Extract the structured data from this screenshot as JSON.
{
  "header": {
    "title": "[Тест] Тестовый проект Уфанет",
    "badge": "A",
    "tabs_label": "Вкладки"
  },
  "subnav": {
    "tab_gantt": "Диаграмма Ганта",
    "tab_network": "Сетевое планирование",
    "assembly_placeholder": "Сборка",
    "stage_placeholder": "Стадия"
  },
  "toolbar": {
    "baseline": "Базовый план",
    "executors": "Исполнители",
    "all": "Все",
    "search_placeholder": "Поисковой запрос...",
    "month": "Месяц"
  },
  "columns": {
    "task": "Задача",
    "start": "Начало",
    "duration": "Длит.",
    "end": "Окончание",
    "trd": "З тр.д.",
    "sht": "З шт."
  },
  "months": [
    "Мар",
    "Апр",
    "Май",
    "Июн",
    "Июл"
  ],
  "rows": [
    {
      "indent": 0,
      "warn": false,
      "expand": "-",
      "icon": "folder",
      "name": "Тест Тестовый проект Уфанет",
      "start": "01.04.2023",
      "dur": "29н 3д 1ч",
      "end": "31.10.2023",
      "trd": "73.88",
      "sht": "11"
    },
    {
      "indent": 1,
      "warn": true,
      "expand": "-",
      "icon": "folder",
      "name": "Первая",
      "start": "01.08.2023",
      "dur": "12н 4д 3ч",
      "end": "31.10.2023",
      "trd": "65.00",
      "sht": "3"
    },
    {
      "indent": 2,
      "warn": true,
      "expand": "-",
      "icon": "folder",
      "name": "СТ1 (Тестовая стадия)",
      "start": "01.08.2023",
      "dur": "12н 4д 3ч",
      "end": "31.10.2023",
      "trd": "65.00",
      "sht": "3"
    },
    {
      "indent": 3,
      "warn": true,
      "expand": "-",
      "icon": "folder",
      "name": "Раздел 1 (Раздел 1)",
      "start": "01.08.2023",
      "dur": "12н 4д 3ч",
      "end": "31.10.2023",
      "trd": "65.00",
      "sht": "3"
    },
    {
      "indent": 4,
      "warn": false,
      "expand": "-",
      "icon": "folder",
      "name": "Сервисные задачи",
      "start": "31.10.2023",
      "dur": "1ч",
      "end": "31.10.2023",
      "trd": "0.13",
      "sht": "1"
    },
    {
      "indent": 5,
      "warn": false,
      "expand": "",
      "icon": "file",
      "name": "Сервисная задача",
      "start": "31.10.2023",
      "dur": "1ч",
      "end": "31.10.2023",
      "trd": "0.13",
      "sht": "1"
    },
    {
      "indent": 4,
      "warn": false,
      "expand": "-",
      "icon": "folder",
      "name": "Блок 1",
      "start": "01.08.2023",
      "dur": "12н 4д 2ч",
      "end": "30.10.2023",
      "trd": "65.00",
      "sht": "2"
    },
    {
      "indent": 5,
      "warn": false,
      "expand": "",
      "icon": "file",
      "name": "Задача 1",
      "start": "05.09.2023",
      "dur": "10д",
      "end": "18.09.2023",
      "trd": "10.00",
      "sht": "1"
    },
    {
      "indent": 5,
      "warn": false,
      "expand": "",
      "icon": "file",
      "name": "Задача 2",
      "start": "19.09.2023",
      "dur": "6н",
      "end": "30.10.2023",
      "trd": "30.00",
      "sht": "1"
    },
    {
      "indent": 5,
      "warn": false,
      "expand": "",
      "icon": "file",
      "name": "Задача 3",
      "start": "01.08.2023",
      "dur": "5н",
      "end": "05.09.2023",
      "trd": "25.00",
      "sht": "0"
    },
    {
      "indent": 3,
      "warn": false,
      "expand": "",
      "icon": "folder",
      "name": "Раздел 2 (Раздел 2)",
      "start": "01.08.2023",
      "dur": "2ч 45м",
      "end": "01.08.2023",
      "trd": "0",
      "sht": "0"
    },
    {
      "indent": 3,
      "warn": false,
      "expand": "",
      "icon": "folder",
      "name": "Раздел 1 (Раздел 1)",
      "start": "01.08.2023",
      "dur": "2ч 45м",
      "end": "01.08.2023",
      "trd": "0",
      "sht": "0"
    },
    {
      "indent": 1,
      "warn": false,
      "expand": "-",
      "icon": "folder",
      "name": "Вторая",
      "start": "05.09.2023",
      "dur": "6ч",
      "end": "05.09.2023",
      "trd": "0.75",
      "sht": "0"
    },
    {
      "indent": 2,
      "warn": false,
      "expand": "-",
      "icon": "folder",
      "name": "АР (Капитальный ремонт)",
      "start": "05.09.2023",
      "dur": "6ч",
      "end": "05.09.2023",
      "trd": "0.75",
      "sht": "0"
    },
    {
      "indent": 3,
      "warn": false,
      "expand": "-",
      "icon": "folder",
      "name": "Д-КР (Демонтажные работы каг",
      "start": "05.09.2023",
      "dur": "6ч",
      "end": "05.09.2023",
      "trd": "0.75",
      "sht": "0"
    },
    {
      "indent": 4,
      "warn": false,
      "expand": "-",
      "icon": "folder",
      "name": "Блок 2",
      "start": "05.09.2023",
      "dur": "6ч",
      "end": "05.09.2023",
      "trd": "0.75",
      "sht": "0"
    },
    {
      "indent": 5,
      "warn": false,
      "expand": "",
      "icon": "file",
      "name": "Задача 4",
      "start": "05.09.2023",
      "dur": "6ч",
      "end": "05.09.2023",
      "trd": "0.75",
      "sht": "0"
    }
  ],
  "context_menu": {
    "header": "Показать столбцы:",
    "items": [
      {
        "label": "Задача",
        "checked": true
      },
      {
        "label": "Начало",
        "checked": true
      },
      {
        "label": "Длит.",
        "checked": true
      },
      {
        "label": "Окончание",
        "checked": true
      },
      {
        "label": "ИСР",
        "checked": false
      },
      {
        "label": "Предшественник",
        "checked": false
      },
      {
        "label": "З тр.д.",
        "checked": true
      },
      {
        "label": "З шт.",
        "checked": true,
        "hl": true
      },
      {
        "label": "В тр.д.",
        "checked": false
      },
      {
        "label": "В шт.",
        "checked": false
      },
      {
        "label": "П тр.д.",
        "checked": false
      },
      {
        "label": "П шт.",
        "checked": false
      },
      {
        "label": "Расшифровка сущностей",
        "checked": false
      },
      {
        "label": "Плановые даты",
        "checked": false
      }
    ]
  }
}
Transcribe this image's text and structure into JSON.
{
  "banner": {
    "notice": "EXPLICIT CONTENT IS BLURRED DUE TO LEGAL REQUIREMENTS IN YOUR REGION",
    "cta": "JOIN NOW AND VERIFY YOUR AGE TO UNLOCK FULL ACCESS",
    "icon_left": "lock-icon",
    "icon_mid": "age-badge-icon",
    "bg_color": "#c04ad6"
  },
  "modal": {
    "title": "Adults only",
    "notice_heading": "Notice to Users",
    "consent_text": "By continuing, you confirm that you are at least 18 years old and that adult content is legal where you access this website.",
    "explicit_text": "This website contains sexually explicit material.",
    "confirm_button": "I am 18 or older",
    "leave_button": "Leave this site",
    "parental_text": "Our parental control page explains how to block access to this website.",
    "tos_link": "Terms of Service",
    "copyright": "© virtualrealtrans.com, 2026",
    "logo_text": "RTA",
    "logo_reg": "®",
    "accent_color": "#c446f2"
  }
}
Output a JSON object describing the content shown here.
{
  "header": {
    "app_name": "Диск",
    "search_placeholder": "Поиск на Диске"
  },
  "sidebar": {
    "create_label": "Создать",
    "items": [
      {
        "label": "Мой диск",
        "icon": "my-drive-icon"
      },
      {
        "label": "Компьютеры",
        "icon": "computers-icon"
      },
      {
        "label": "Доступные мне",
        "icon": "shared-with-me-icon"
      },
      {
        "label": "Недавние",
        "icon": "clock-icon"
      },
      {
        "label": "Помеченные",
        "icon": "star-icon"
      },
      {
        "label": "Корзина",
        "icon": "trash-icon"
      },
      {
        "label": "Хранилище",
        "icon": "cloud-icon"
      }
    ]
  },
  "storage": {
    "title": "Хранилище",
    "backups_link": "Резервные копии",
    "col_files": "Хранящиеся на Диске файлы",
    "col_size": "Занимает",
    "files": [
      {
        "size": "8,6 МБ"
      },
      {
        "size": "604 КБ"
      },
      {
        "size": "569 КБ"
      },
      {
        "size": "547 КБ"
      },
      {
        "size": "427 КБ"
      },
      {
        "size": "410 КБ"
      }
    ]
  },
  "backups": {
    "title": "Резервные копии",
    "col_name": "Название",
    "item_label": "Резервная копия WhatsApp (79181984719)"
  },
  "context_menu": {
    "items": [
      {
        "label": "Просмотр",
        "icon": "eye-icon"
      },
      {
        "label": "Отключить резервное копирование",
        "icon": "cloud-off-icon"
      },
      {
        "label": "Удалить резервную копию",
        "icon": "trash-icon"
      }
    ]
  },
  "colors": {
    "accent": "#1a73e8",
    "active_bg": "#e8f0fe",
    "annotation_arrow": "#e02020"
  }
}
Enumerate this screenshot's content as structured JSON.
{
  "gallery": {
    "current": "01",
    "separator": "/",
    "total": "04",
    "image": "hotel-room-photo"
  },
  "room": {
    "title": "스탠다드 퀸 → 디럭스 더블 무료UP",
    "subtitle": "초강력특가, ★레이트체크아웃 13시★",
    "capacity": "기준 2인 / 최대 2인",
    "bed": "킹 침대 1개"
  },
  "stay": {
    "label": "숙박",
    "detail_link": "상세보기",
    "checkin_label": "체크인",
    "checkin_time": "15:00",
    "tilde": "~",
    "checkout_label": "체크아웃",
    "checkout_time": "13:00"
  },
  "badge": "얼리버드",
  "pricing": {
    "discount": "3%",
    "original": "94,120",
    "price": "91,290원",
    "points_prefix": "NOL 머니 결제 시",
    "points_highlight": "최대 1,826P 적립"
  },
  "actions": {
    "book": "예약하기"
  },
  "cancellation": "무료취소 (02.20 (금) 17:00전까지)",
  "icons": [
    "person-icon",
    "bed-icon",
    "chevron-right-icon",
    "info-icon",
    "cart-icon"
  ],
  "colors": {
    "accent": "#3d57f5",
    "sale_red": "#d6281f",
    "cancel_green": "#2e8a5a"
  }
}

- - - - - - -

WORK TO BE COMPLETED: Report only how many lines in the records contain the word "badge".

TASK SOLUTION: 3